Sonshine Media

Compliance Is Cost-Effective





It never ceases to amaze me how many radio stations get into big trouble with the FCC for relatively simple matters.  Secular stations, Christian stations, A.M., F.M., high power, low power, all seem to wander into the violation trap.


A station in West Virginia was fined $7,000.00 for filing their form 302 four years late!  An LPFM station was fined $10,000.00 for not having E.A.S. equipment installed and working properly.  A station in Puerto Rico was fined $20,000.00 for not having their tower painted or lit.  A Christian radio station in the South was fined $10,000.00 for not keeping its public file current.


These violations are just a small sampling of the trouble radio stations all over America find themselves in.  These difficulties could just as easily be avoided with routine self-inspections conducted by the station engineer, contract engineer, or someone on staff.  Additionally, many of your local  broadcasting associations conduct what's called the Alternative Broadcast Inspection  Program, or ABIP for short.


For a few hundred dollars, an independent engineer works with your station and state broadcasting association to conduct the ABIP.  This inspection usually lasts a day, and includes a checkup of technical standards and a careful look at the public file. Assuming the station passes, the broadcasting association issues a certificate of compliance.  This certificate does not prevent the FCC from inspecting your station, but it does go a long way to keeping you legal.  Some inspectors will see your certificate and honor the time and money you invested in keeping your station legal by going on to the next station on the list.


Another method of avoiding FCC fines is the do-it-yourself method.  On the FCC website are check lists for seven categories of broadcasting station, one of which will apply to your situation.  These check lists are located at:  The do-it-yourself method, if carefully conducted, should save you thousands of dollars in fines if you take prompt action to correct any violations. 


Keeping your station in compliance with FCC rules and regulations is an ongoing process, a process most often the responsibility of your engineering department.  Like all engineering expenditures, the task of keeping your station legal should be seen as an investment, not as an expense.   Whatever you invest in keeping compliant will pay for itself by avoiding fines that could dramatically affect your bottom line.

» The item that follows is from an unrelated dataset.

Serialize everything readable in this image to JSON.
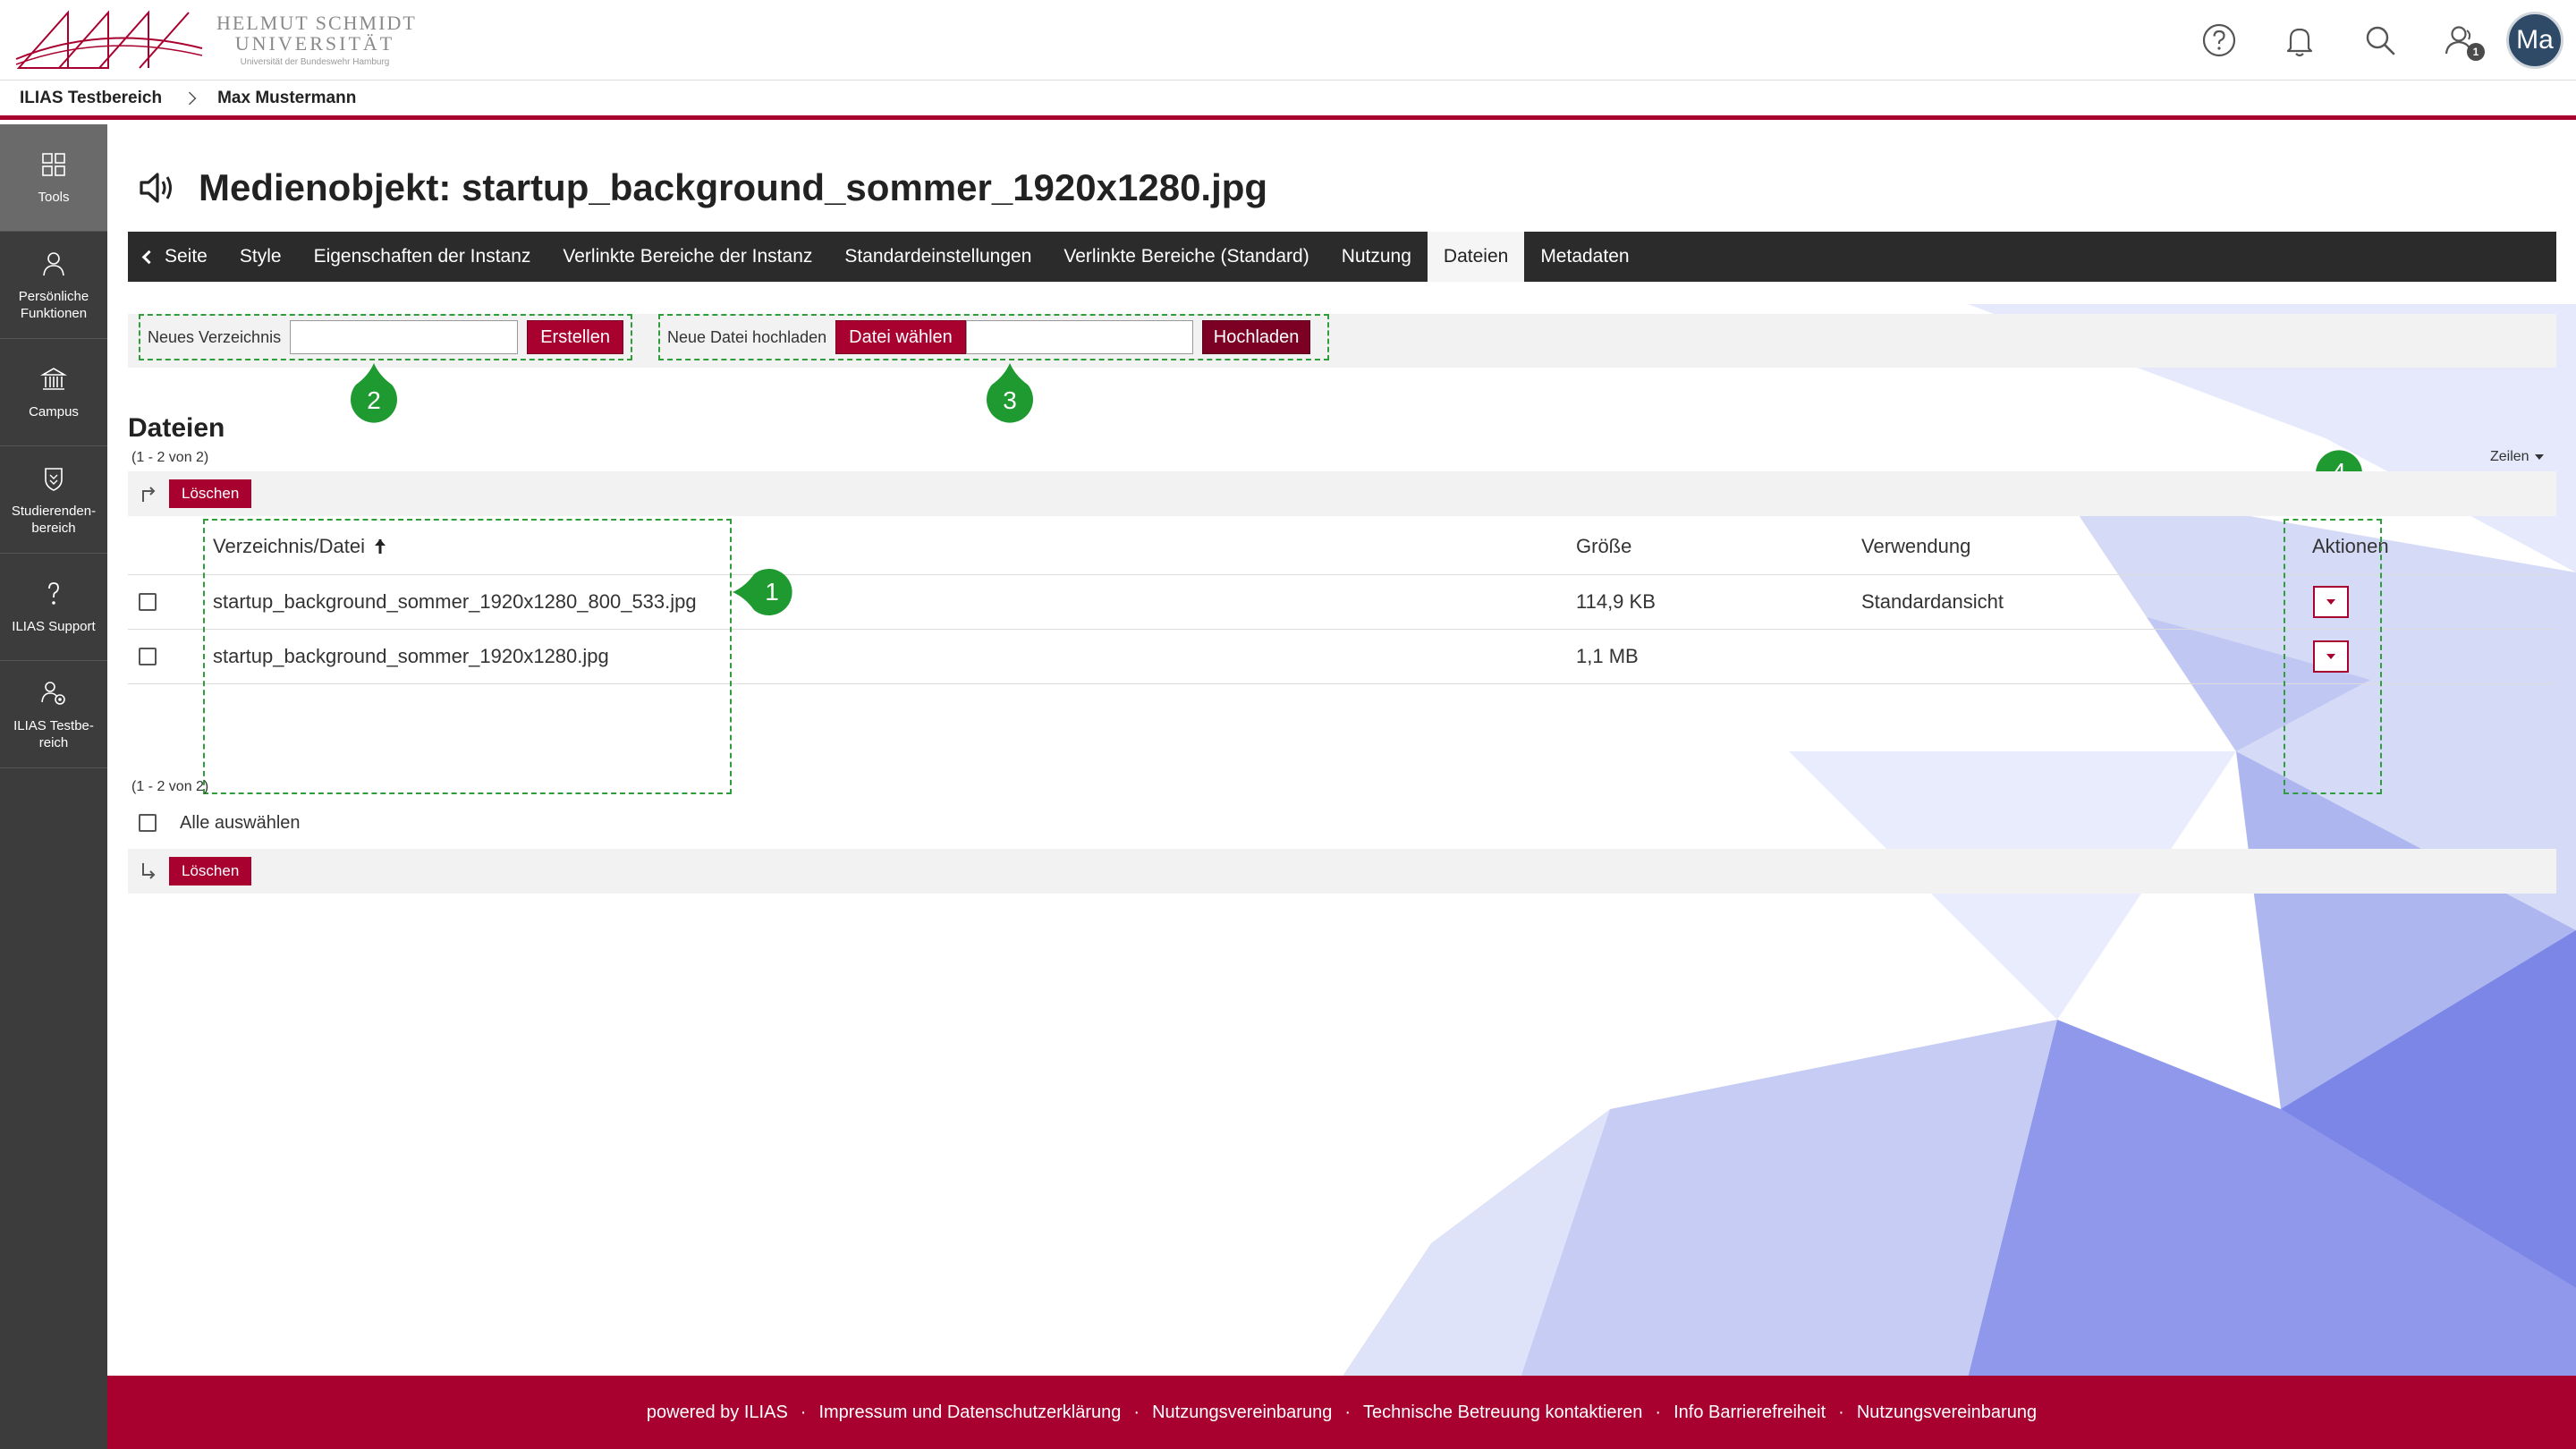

Steve Tuzeneu is an experienced radio station manager and engineer and is the Director of Engineering for Sonshine Media, LLC.  You may reach him at: